The Tribe… The village…
If you are a woman, I know you have heard these terms. There has been talk about how we need to bring back the village. Apparently, the village has died. Which sucks because as it turns out women need other women, and mothers need other mothers. We need, in our very immediate circles, people who we know have not just our backs but the the backs of our children.
But more than that, the truth is that we need people outside of our circles to be willing to help, too. Because many hands make light work, especially when talking about children.
There was once a time when children could roam the town, discover nature’s delights, go down to the river (so to speak) and be totally fine. Parents used to set boundary rules (“stay in the neighborhood,” “don’t leave our street”) and let their kids live. Of course, some kids fell victim to tragedy but many didn’t.
How? The village.
People helped out, people stepped in. People weren’t afraid of hurting each other’s feelings by parenting someone else’s kid in their absence.
Studies have shown that while neighborhoods have gotten safer, parents have become more fearful of letting their children just be kids. Rather than leaning in to the statistics though, we have decided to build our walls higher. Both physically and emotionally. That’s definitely me.
I can hardly let my kids play outside in our fenced in back yard without imagining awful scenarios. I marvel at my neighbors who are able to set those boundary rules and not fall over from anxiety. And I know those parents exist, cause while I sit bench-side at the park or basketball courts eyes locked on my kids just waiting for the next injury… their kids are there too, sans adult. And doing just fine I might add.
There are times though. Certain situations call for an adults eyes and ears and since I am there anyway, I step in if warranted (which is seriously so rare).
Why? Because the village.
I believe that the village worked because people weren’t so offended by others parenting their children. They welcomed it, they insisted on it. Parents worried less because they knew other adults had their eyes open.
Something happened when we started hiding behind our cell phones. While the world suddenly became accessible to us via the internet, our real life communities inevitably grew smaller. We stopped being village members and started being lone wolfs.
Enter the: “stop judging other moms” trope. Also the “we don’t want your unsolicited advice” shtick.
This might be an unpopular opinion… but I call bullshit.
If we want the village back, we have to be okay with hearing the opinions of others. We have to stop thinking that anyone who offers advice is inherently against us. Seriously… what the hell kind of sense does that make? When someone reaches out and gives their advice why is our instinct to get annoyed?
In the tribe, when one woman sees another struggle with her newborn she doesn’t just swallow her words and mind her own business. She takes the baby and says “here, try it this way.” She doesn’t leave the new mother to figure it out on her own.
Women aren’t supposed to be doing womanhood alone.
Mothers aren’t supposed to mother alone.

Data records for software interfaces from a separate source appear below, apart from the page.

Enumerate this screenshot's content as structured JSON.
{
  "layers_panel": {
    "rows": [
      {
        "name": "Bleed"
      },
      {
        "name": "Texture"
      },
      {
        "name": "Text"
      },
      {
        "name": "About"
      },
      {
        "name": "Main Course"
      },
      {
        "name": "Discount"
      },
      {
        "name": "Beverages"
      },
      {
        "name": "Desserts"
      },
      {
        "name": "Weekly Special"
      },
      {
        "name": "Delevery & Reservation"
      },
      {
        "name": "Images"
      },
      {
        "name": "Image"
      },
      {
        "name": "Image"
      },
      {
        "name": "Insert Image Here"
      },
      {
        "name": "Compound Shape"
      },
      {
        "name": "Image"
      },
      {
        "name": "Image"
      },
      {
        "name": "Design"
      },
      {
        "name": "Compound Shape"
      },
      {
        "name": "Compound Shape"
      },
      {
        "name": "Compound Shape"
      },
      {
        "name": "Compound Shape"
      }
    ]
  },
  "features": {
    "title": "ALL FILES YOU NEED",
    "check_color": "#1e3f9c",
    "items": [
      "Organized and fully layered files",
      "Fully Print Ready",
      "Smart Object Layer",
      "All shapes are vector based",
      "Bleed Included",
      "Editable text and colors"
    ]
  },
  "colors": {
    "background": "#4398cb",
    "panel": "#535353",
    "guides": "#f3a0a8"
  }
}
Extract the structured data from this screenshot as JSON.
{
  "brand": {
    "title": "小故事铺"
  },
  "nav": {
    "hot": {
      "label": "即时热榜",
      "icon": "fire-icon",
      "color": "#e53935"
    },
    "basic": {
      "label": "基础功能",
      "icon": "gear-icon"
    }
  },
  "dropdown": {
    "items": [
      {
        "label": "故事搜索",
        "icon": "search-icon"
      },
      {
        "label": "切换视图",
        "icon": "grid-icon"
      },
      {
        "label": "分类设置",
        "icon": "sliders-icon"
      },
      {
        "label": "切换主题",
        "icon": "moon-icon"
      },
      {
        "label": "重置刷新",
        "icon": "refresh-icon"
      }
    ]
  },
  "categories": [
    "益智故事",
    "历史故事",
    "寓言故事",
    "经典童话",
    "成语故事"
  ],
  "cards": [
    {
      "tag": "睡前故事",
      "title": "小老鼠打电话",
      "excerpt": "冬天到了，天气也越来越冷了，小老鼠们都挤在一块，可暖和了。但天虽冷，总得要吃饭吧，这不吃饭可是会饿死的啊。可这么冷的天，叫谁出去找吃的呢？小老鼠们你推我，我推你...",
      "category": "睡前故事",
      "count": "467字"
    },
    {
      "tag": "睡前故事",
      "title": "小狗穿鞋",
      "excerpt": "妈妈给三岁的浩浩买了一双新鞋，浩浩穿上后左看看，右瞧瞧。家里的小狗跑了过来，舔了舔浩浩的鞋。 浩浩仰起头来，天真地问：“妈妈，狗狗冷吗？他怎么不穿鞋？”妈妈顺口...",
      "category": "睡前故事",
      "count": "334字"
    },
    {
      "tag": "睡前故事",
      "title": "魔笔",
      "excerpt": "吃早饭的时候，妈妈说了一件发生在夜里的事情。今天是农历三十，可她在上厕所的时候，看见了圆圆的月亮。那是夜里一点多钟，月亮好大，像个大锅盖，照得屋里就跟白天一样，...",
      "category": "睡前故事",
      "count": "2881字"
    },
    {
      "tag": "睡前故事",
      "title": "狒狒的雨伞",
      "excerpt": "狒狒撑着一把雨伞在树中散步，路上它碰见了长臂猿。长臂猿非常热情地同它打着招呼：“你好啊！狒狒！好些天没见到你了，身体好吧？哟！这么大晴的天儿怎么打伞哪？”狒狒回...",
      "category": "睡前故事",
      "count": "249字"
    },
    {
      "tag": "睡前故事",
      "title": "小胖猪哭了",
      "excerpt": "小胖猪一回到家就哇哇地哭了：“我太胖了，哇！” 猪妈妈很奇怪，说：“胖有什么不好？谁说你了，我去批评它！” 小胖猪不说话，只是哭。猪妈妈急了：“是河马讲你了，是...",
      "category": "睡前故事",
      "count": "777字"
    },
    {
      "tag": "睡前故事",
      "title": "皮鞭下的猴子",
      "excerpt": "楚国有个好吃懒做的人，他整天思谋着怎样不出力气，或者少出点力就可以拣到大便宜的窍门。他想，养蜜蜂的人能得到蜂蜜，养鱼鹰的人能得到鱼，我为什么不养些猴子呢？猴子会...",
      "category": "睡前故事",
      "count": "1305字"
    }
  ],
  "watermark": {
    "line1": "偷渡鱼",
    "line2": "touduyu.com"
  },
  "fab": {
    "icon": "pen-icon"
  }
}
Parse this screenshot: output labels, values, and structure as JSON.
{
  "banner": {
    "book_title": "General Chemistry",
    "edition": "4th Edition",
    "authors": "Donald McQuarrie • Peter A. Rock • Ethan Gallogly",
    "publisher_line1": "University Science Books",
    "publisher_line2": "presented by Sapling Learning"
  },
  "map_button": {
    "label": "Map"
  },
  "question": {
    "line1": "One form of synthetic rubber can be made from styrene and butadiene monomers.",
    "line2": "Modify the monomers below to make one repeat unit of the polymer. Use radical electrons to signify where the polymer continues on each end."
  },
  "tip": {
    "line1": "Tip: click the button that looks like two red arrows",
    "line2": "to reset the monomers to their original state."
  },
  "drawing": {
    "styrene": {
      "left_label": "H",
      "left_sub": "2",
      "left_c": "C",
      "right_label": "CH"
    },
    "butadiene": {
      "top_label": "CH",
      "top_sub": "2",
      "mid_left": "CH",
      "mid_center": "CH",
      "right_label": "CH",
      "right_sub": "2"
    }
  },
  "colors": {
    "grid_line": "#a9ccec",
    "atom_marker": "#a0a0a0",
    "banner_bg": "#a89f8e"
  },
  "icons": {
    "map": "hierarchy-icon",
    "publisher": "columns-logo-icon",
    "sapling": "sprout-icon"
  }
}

I believe that. So I give unsolicited advice. If you are my friend you know this to be true. I will blatantly tell you what I have tried, what has or hasn’t worked for me, and sometimes even what I think your planned actions will yield you. Not because I think I’m right, but because I give a shit. Because I care about you, and because I believe I am part of your village. I want you to succeed. I want you to feel less stressed and more confident, so I share what works for me, not because I think it will work for you, but in hopes that it can.
If you want a village, you can’t keep ignoring the wisdom of other women. You can’t keep thinking your mom, sister, friend with (more) kids/experience just doesn’t get it or is out to get you.
But most importantly… you can not keep swallowing your own wisdom just because you’re scared of coming across as “judgmental.”
We are so scared to hurt other people’s feelings that sometimes we keep our mouths shut on really important topics. We want to come across as nice, but we forget that nice isn’t always kind.
So tell your friend about pace feeding, tell your cousin their child’s chest clip is too low, tell your brother to turn his babies car seat back around. Tell your neighbor their kid was being mean at the park. Step IN when you see a child doing something they really shouldn’t be. Yes, even if their parent is right there.
Give the advice. Open up your can of wisdom. Because without it, we all struggle, some of us make big mistakes, and it’s not always necessary.
What is necessary is community, trust, and true friendship. And it has become so clear to me that if you want that… if you want the village, you’ll have to open your ears, heart, and mouth.
If you are desperate to find your village… You’ll have to start being a village member.